"He probably struck out five of the first six guys he faced," said his coach, Pat Bloom. Bloom's brother Garett, then a sophomore player, stepped in, and Zimmermann quickly got two strikes on him. But on the third pitch, "He stayed on it," Pat Bloom said, "and took it up the middle."
"I kind of just ducked out of the way," Zimmermann said. But it didn't work. The ball caught him flush in the right side of his face. That night, in the emergency room, Bloom sat with Zimmermann, Zimmermann's mother and his girlfriend. His junior season, not to mention his status in the June draft, appeared at stake.
"People would think that his draft prospects, all that stuff, would be on his mind," Bloom said. "But that night, if you had seen him, he was all about, 'I just want to get back to my team as soon as possible.' He didn't want to let them down."
Even if it meant pitching with a jaw filled with wires and held together by rubber bands, so inflexible that, at a team banquet, the rest of the Pointers dined on chicken and meat, and Zimmermann struggled to get through a plate of mashed potatoes and gravy.

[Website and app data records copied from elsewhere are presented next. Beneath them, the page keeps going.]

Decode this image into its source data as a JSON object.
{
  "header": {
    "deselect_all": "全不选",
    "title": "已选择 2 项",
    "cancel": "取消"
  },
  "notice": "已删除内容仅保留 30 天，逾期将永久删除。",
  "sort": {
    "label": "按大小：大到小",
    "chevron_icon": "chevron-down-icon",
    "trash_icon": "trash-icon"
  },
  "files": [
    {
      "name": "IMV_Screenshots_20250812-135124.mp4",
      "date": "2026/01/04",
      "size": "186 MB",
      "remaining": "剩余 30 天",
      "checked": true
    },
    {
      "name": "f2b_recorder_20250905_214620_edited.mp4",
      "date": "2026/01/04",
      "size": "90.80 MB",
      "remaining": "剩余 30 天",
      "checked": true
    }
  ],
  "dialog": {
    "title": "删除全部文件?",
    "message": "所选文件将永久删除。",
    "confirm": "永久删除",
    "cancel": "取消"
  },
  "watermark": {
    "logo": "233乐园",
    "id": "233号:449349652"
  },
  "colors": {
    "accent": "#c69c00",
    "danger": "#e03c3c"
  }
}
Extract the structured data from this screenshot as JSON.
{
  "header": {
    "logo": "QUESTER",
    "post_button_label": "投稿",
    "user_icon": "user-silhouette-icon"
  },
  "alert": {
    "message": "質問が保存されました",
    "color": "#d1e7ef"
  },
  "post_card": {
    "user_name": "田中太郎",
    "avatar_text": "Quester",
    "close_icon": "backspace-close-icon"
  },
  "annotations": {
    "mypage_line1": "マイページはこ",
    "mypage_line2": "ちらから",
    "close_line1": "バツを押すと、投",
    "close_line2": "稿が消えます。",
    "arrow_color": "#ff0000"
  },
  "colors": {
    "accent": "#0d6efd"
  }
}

He lost 10 or 12 pounds, but he made his debut March 17 in Florida -- less than a month after the incident.
"My biggest fear was that he would be gun-shy," Bloom said. "But nothing really changed about him on the mound."
What changed, as it turned out, was how pro scouts viewed him. Because Stevens Point, Wis., isn't on the nonstop flights that teams prefer, many scouts based their assessments of Zimmermann on his performances during the Pointers' swing through Florida, when he was still regaining weight and velocity. Nationals scout Jeff Zona, though, stayed on Zimmermann, and grew to like him more and more. Any chance he got, he reminded Mike Rizzo, the Nationals' assistant general manager, that he had to see him.
"He kept him on my radar," Rizzo said, "and was really a pest about it."
So late in the Zimmermann's junior season came the kind of story scouts love to tell and retell, the kind when the snow gets deeper and the flights get longer. On Tuesday, Rizzo said he took two connections and a three-hour drive to get to Green Bay, Wis., to see Zimmermann pitch in the Division III College World Series. Turns out, it was in Appleton. No matter. Rizzo saw him.
"When I'm running a draft, I have a list, and the 'must-gets' go on that list," Rizzo said. "He was the first guy of the 'must-gets.' "
Thus, the Nationals took him in the second round, with the 67th pick. Last year, at Class A Potomac and Class AA Harrisburg, he combined to go 10-3 with a 2.89 ERA, striking out 134 in 134 innings. Now, halfway through his first big league camp and entering just his third full pro season, he is carrying himself just as he did then. It just might result in providing the kind of promise his organization truly needs.